##### Records for the exercise
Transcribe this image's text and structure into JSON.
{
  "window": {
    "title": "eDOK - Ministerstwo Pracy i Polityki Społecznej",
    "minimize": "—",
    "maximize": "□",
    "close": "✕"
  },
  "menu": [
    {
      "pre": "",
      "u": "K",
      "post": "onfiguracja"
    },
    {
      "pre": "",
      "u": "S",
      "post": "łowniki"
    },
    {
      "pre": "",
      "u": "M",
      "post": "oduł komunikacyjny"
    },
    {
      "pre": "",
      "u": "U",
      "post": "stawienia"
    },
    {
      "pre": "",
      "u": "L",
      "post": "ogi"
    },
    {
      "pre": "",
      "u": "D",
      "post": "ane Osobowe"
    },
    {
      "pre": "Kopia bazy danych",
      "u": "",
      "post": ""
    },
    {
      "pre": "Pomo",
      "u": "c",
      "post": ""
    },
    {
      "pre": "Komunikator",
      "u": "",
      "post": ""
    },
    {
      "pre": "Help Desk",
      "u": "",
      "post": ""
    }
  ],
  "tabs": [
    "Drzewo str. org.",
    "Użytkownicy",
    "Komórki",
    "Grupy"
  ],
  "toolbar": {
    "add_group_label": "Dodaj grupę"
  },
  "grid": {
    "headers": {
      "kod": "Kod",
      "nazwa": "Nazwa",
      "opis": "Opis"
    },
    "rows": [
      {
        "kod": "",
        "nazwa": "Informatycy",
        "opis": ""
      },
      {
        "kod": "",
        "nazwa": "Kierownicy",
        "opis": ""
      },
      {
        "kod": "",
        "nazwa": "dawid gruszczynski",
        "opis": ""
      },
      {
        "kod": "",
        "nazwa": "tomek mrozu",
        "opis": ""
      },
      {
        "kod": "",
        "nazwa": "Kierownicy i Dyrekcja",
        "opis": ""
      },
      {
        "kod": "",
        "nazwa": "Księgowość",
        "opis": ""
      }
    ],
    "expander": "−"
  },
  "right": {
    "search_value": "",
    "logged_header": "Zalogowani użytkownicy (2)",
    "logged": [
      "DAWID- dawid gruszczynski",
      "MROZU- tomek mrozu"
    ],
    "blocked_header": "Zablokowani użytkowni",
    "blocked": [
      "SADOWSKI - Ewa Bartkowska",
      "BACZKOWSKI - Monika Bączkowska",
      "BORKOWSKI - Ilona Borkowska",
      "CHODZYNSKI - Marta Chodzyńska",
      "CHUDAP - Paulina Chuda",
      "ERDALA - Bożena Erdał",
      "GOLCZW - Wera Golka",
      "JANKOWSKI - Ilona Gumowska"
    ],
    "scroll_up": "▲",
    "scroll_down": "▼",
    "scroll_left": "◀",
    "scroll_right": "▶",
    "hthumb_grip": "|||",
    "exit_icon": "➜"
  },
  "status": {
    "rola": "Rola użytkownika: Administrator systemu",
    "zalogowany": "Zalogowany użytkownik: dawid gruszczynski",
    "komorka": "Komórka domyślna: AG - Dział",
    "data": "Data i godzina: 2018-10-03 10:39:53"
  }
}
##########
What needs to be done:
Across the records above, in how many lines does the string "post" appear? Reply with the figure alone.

Answer section:
10